Known to the world as the Queen of Soul, Aretha Franklin’s family knew her by another name: the Queen of their hearts.
The music icon sent the world into mourning after succumbing to a lengthy — and very private — battle with pancreatic cancer at age 76, but her nephew Tim Franklin says her global fame paled next to her enormous heart.
“The Queen of Soul — we didn’t know her,” Tim says of Franklin’s role as the family matriarch. “She was able to keep that separate from her personal life, so we never knew the Queen of Soul. Rather, we knew that was an accomplishment that she had made.”
In her final days, Franklin had been receiving palliative care at home in Detroit where she was, according to her rep, “surrounded by family members.” They were there for her, much as she had been there for her relatives in their darkest hours.
“We had all lost our parents – she stepped in and filled the gap,” he continues. “She was the last one of the siblings, and when my aunt Erma and my dad died within a couple months of each other, she stepped right in and put her feelings aside even though she was grieving a loss that was two months apart. She might have grieved in private, but we never saw it.”
PEOPLE reported on Monday that Franklin was in the midst of a health crisis, with a friend of the artist explaining that the singer has “been ill for a long time” and her loved ones had been warned her “death is imminent.”

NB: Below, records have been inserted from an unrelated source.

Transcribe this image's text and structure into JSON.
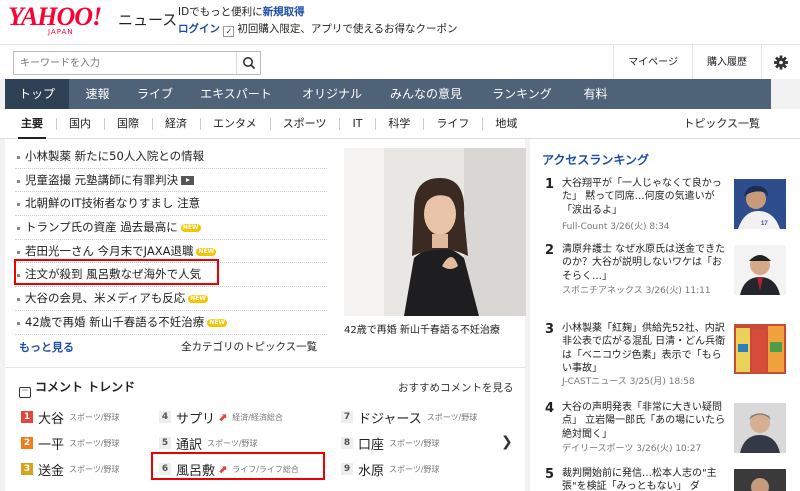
{
  "header": {
    "logo_text": "YAHOO!",
    "logo_sub": "JAPAN",
    "section_label": "ニュース",
    "promo_line1_prefix": "IDでもっと便利に",
    "promo_line1_link": "新規取得",
    "promo_line2_link": "ログイン",
    "promo_line2_text": "初回購入限定、アプリで使えるお得なクーポン"
  },
  "search": {
    "placeholder": "キーワードを入力",
    "mypage": "マイページ",
    "history": "購入履歴"
  },
  "global_nav": [
    "トップ",
    "速報",
    "ライブ",
    "エキスパート",
    "オリジナル",
    "みんなの意見",
    "ランキング",
    "有料"
  ],
  "sub_nav": [
    "主要",
    "国内",
    "国際",
    "経済",
    "エンタメ",
    "スポーツ",
    "IT",
    "科学",
    "ライフ",
    "地域"
  ],
  "sub_nav_right": "トピックス一覧",
  "headlines": [
    {
      "text": "小林製薬 新たに50人入院との情報"
    },
    {
      "text": "児童盗撮 元塾講師に有罪判決",
      "video": true
    },
    {
      "text": "北朝鮮のIT技術者なりすまし 注意"
    },
    {
      "text": "トランプ氏の資産 過去最高に",
      "badge": "NEW"
    },
    {
      "text": "若田光一さん 今月末でJAXA退職",
      "badge": "NEW"
    },
    {
      "text": "注文が殺到 風呂敷なぜ海外で人気"
    },
    {
      "text": "大谷の会見、米メディアも反応",
      "badge": "NEW"
    },
    {
      "text": "42歳で再婚 新山千春語る不妊治療",
      "badge": "NEW"
    }
  ],
  "more_label": "もっと見る",
  "all_topics_label": "全カテゴリのトピックス一覧",
  "photo_caption": "42歳で再婚 新山千春語る不妊治療",
  "trend": {
    "title": "コメント トレンド",
    "recommend_link": "おすすめコメントを見る",
    "items": [
      {
        "rank": "1",
        "word": "大谷",
        "category": "スポーツ/野球",
        "rising": false
      },
      {
        "rank": "2",
        "word": "一平",
        "category": "スポーツ/野球",
        "rising": false
      },
      {
        "rank": "3",
        "word": "送金",
        "category": "スポーツ/野球",
        "rising": false
      },
      {
        "rank": "4",
        "word": "サプリ",
        "category": "経済/経済総合",
        "rising": true
      },
      {
        "rank": "5",
        "word": "通訳",
        "category": "スポーツ/野球",
        "rising": false
      },
      {
        "rank": "6",
        "word": "風呂敷",
        "category": "ライフ/ライフ総合",
        "rising": true
      },
      {
        "rank": "7",
        "word": "ドジャース",
        "category": "スポーツ/野球",
        "rising": false
      },
      {
        "rank": "8",
        "word": "口座",
        "category": "スポーツ/野球",
        "rising": false
      },
      {
        "rank": "9",
        "word": "水原",
        "category": "スポーツ/野球",
        "rising": false
      }
    ]
  },
  "access_ranking": {
    "title": "アクセスランキング",
    "items": [
      {
        "rank": "1",
        "title": "大谷翔平が「一人じゃなくて良かった」 黙って同席…何度の気遣いが「涙出るよ」",
        "source": "Full-Count 3/26(火) 8:34"
      },
      {
        "rank": "2",
        "title": "清原弁護士 なぜ水原氏は送金できたのか？大谷が説明しないワケは「おそらく…」",
        "source": "スポニチアネックス 3/26(火) 11:11"
      },
      {
        "rank": "3",
        "title": "小林製薬「紅麹」供給先52社、内訳非公表で広がる混乱 日清・どん兵衛は「ベニコウジ色素」表示で「もらい事故」",
        "source": "J-CASTニュース 3/25(月) 18:58"
      },
      {
        "rank": "4",
        "title": "大谷の声明発表「非常に大きい疑問点」 立岩陽一郎氏「あの場にいたら絶対聞く」",
        "source": "デイリースポーツ 3/26(火) 10:27"
      },
      {
        "rank": "5",
        "title": "裁判開始前に発信…松本人志の\"主張\"を検証「みっともない」 ダ",
        "source": ""
      }
    ]
  },
  "colors": {
    "nav_bg": "#4e6378",
    "nav_active": "#2f4154",
    "link": "#1b4ea8",
    "highlight": "#ee0000"
  }
}
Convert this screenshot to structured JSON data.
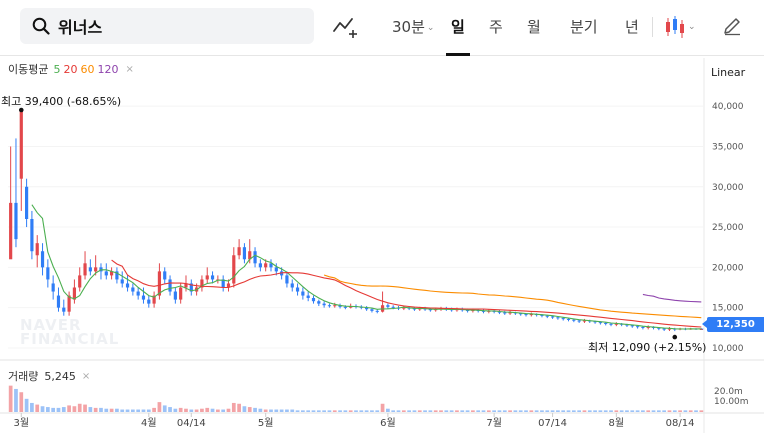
{
  "search": {
    "value": "위너스"
  },
  "periods": [
    {
      "label": "30분",
      "has_caret": true,
      "active": false
    },
    {
      "label": "일",
      "active": true
    },
    {
      "label": "주",
      "active": false
    },
    {
      "label": "월",
      "active": false
    },
    {
      "label": "분기",
      "active": false
    },
    {
      "label": "년",
      "active": false
    }
  ],
  "moving_average": {
    "label": "이동평균",
    "periods": [
      {
        "value": "5",
        "color": "#4caf50"
      },
      {
        "value": "20",
        "color": "#e53935"
      },
      {
        "value": "60",
        "color": "#fb8c00"
      },
      {
        "value": "120",
        "color": "#8e44ad"
      }
    ],
    "close_symbol": "×"
  },
  "scale_mode": "Linear",
  "volume_legend": {
    "label": "거래량",
    "value": "5,245",
    "close_symbol": "×"
  },
  "watermark": {
    "line1": "NAVER",
    "line2": "FINANCIAL"
  },
  "annotations": {
    "high": "최고 39,400 (-68.65%)",
    "low": "최저 12,090 (+2.15%)"
  },
  "last_price": "12,350",
  "colors": {
    "up": "#e2474b",
    "down": "#2f7df6",
    "ma5": "#4caf50",
    "ma20": "#e53935",
    "ma60": "#fb8c00",
    "ma120": "#8e44ad",
    "accent": "#2f7df6"
  },
  "icons": [
    "search-icon",
    "drawing-tool-icon",
    "candlestick-type-icon",
    "pencil-icon"
  ],
  "chart_data": {
    "type": "candlestick",
    "y_ticks": [
      "40,000",
      "35,000",
      "30,000",
      "25,000",
      "20,000",
      "15,000",
      "10,000"
    ],
    "y_tick_values": [
      40000,
      35000,
      30000,
      25000,
      20000,
      15000,
      10000
    ],
    "ylim": [
      9000,
      43000
    ],
    "x_ticks": [
      "3월",
      "4월",
      "04/14",
      "5월",
      "6월",
      "7월",
      "07/14",
      "8월",
      "08/14"
    ],
    "x_tick_index": [
      2,
      26,
      34,
      48,
      71,
      91,
      102,
      114,
      126
    ],
    "volume_ticks": [
      "20.0m",
      "10.00m"
    ],
    "last_value": 12350,
    "high": 39400,
    "low": 12090,
    "candles": [
      [
        21000,
        28000,
        35000,
        22000
      ],
      [
        28000,
        23500,
        36000,
        22500
      ],
      [
        31000,
        39400,
        39400,
        27000
      ],
      [
        30000,
        26000,
        31000,
        25000
      ],
      [
        26000,
        22000,
        27000,
        21000
      ],
      [
        21500,
        23000,
        24000,
        20000
      ],
      [
        22000,
        20000,
        23000,
        19000
      ],
      [
        20000,
        18500,
        21000,
        17500
      ],
      [
        18000,
        17000,
        19000,
        16000
      ],
      [
        16500,
        15000,
        17500,
        14500
      ],
      [
        15000,
        14500,
        16000,
        14000
      ],
      [
        14500,
        16500,
        17000,
        14000
      ],
      [
        16000,
        17500,
        18500,
        15500
      ],
      [
        17500,
        19000,
        20000,
        17000
      ],
      [
        19000,
        20500,
        22000,
        18500
      ],
      [
        20000,
        19500,
        21000,
        19000
      ],
      [
        19500,
        20000,
        21500,
        19000
      ],
      [
        20000,
        19500,
        20500,
        18500
      ],
      [
        19500,
        19000,
        20500,
        18500
      ],
      [
        19000,
        19500,
        20000,
        18500
      ],
      [
        19500,
        18500,
        20000,
        18000
      ],
      [
        18500,
        18000,
        19500,
        17500
      ],
      [
        18000,
        17500,
        19000,
        17000
      ],
      [
        17500,
        17000,
        18000,
        16500
      ],
      [
        17000,
        16500,
        17500,
        16000
      ],
      [
        16500,
        16000,
        17500,
        15500
      ],
      [
        16000,
        15500,
        16500,
        15000
      ],
      [
        15500,
        16500,
        17000,
        15000
      ],
      [
        16500,
        19500,
        20500,
        16000
      ],
      [
        19500,
        18500,
        20000,
        18000
      ],
      [
        18500,
        17000,
        19000,
        16500
      ],
      [
        17000,
        16000,
        17500,
        15500
      ],
      [
        16000,
        17500,
        18000,
        15500
      ],
      [
        17500,
        18000,
        19000,
        17000
      ],
      [
        18000,
        17000,
        18500,
        16500
      ],
      [
        17000,
        17500,
        18000,
        16500
      ],
      [
        17500,
        18500,
        19000,
        17000
      ],
      [
        18500,
        19000,
        20000,
        18000
      ],
      [
        19000,
        18500,
        19500,
        18000
      ],
      [
        18500,
        18500,
        19000,
        18000
      ],
      [
        18500,
        17500,
        19000,
        17000
      ],
      [
        17500,
        18000,
        18500,
        17000
      ],
      [
        18000,
        21500,
        22500,
        17500
      ],
      [
        21500,
        22500,
        23500,
        21000
      ],
      [
        22500,
        21000,
        23000,
        20500
      ],
      [
        21000,
        22000,
        23500,
        20500
      ],
      [
        22000,
        20500,
        22500,
        20000
      ],
      [
        20500,
        20000,
        21000,
        19500
      ],
      [
        20000,
        20500,
        21000,
        19500
      ],
      [
        20500,
        20000,
        21000,
        19500
      ],
      [
        20000,
        19500,
        20500,
        19000
      ],
      [
        19500,
        19000,
        20000,
        18500
      ],
      [
        19000,
        18000,
        19500,
        17500
      ],
      [
        18000,
        17500,
        18500,
        17000
      ],
      [
        17500,
        17000,
        18000,
        16500
      ],
      [
        17000,
        16500,
        17500,
        16000
      ],
      [
        16500,
        16200,
        17000,
        15800
      ],
      [
        16200,
        15800,
        16500,
        15500
      ],
      [
        15800,
        15500,
        16000,
        15200
      ],
      [
        15500,
        15300,
        15800,
        15000
      ],
      [
        15300,
        15200,
        15500,
        15000
      ],
      [
        15200,
        15300,
        15600,
        15000
      ],
      [
        15300,
        15100,
        15500,
        14900
      ],
      [
        15100,
        15000,
        15300,
        14800
      ],
      [
        15000,
        15200,
        15500,
        14900
      ],
      [
        15200,
        15100,
        15400,
        14900
      ],
      [
        15100,
        15000,
        15300,
        14800
      ],
      [
        15000,
        14800,
        15200,
        14600
      ],
      [
        14800,
        14600,
        15000,
        14400
      ],
      [
        14600,
        14500,
        14800,
        14300
      ],
      [
        14500,
        15300,
        17000,
        14400
      ],
      [
        15300,
        15100,
        15500,
        14900
      ],
      [
        15100,
        15000,
        15300,
        14800
      ],
      [
        15000,
        14900,
        15200,
        14700
      ],
      [
        14900,
        15000,
        15200,
        14700
      ],
      [
        15000,
        14900,
        15200,
        14700
      ],
      [
        14900,
        14800,
        15100,
        14600
      ],
      [
        14800,
        14900,
        15100,
        14600
      ],
      [
        14900,
        14800,
        15100,
        14600
      ],
      [
        14800,
        14700,
        15000,
        14500
      ],
      [
        14700,
        14800,
        15000,
        14500
      ],
      [
        14800,
        14900,
        15100,
        14600
      ],
      [
        14900,
        14800,
        15100,
        14600
      ],
      [
        14800,
        14700,
        15000,
        14500
      ],
      [
        14700,
        14800,
        15000,
        14500
      ],
      [
        14800,
        14700,
        15000,
        14500
      ],
      [
        14700,
        14600,
        14900,
        14400
      ],
      [
        14600,
        14700,
        14900,
        14400
      ],
      [
        14700,
        14600,
        14800,
        14400
      ],
      [
        14600,
        14500,
        14800,
        14300
      ],
      [
        14500,
        14600,
        14800,
        14300
      ],
      [
        14600,
        14500,
        14700,
        14300
      ],
      [
        14500,
        14400,
        14700,
        14200
      ],
      [
        14400,
        14300,
        14600,
        14100
      ],
      [
        14300,
        14400,
        14600,
        14100
      ],
      [
        14400,
        14300,
        14500,
        14100
      ],
      [
        14300,
        14200,
        14400,
        14000
      ],
      [
        14200,
        14100,
        14300,
        13900
      ],
      [
        14100,
        14200,
        14400,
        13900
      ],
      [
        14200,
        14100,
        14300,
        13900
      ],
      [
        14100,
        14000,
        14200,
        13800
      ],
      [
        14000,
        13900,
        14100,
        13700
      ],
      [
        13900,
        13800,
        14000,
        13600
      ],
      [
        13800,
        13700,
        13900,
        13500
      ],
      [
        13700,
        13600,
        13800,
        13400
      ],
      [
        13600,
        13500,
        13700,
        13300
      ],
      [
        13500,
        13400,
        13600,
        13200
      ],
      [
        13400,
        13300,
        13500,
        13100
      ],
      [
        13300,
        13400,
        13600,
        13100
      ],
      [
        13400,
        13300,
        13500,
        13100
      ],
      [
        13300,
        13200,
        13400,
        13000
      ],
      [
        13200,
        13100,
        13300,
        12900
      ],
      [
        13100,
        13000,
        13200,
        12800
      ],
      [
        13000,
        12900,
        13100,
        12700
      ],
      [
        12900,
        13000,
        13200,
        12700
      ],
      [
        13000,
        12900,
        13100,
        12700
      ],
      [
        12900,
        12800,
        13000,
        12600
      ],
      [
        12800,
        12700,
        12900,
        12500
      ],
      [
        12700,
        12600,
        12800,
        12400
      ],
      [
        12600,
        12500,
        12700,
        12300
      ],
      [
        12500,
        12600,
        12800,
        12300
      ],
      [
        12600,
        12500,
        12700,
        12300
      ],
      [
        12500,
        12400,
        12600,
        12200
      ],
      [
        12400,
        12300,
        12500,
        12100
      ],
      [
        12300,
        12400,
        12600,
        12100
      ],
      [
        12400,
        12300,
        12500,
        12090
      ],
      [
        12300,
        12400,
        12500,
        12200
      ],
      [
        12400,
        12350,
        12500,
        12200
      ],
      [
        12350,
        12400,
        12500,
        12250
      ],
      [
        12400,
        12350,
        12450,
        12250
      ],
      [
        12350,
        12350,
        12450,
        12300
      ]
    ],
    "volume": [
      3.2,
      2.8,
      2.4,
      1.6,
      1.1,
      0.9,
      0.7,
      0.6,
      0.5,
      0.5,
      0.6,
      0.8,
      0.7,
      1.0,
      0.9,
      0.6,
      0.5,
      0.5,
      0.4,
      0.4,
      0.4,
      0.3,
      0.3,
      0.3,
      0.3,
      0.3,
      0.3,
      0.5,
      1.2,
      0.8,
      0.6,
      0.4,
      0.5,
      0.4,
      0.3,
      0.3,
      0.4,
      0.5,
      0.4,
      0.3,
      0.3,
      0.4,
      1.1,
      1.0,
      0.7,
      0.6,
      0.5,
      0.4,
      0.3,
      0.3,
      0.3,
      0.3,
      0.3,
      0.3,
      0.2,
      0.2,
      0.2,
      0.2,
      0.2,
      0.2,
      0.2,
      0.2,
      0.2,
      0.2,
      0.2,
      0.2,
      0.2,
      0.2,
      0.2,
      0.2,
      1.0,
      0.4,
      0.2,
      0.2,
      0.2,
      0.2,
      0.2,
      0.2,
      0.2,
      0.2,
      0.2,
      0.2,
      0.2,
      0.2,
      0.2,
      0.2,
      0.2,
      0.2,
      0.2,
      0.2,
      0.2,
      0.2,
      0.2,
      0.2,
      0.2,
      0.2,
      0.2,
      0.2,
      0.2,
      0.2,
      0.2,
      0.2,
      0.2,
      0.2,
      0.2,
      0.2,
      0.2,
      0.2,
      0.2,
      0.2,
      0.2,
      0.2,
      0.2,
      0.2,
      0.2,
      0.2,
      0.2,
      0.2,
      0.2,
      0.2,
      0.2,
      0.2,
      0.2,
      0.2,
      0.2,
      0.2,
      0.2,
      0.2,
      0.2,
      0.2,
      0.2
    ]
  }
}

Later that day, Tim told PEOPLE that his aunt was resting at home. “She’s alert, laughing, teasing, able to recognize people,” Tim said. “Family is there with her.”
After years of speculation about her health, her representatives confirmed Thursday that her official cause of death was “due to advance pancreatic cancer of the neuroendocrine type, which was confirmed by Franklin’s oncologist, Dr. Philip Phillips of Karmanos Cancer Institute in Detroit, MI.”
Fans have speculated about Franklin’s health since she underwent a mystery surgery on Dec. 2, 2010. At the time she didn’t reveal what the procedure was for, saying only that it was “highly successful.” But later that week, a relative told Fox 2 in her hometown of Detroit that she had cancer, and the National Enquirer reported that it was pancreatic.
In January 2011, Franklin said that she’s “not going to even deal with” the reports of her cancer. Through to the end, she refused to speak of it publicly.
“My aunt had a heck of a life,” says Tim. “In the end — just like in the beginning — she reached out to the one who sustained her and refused to let go.”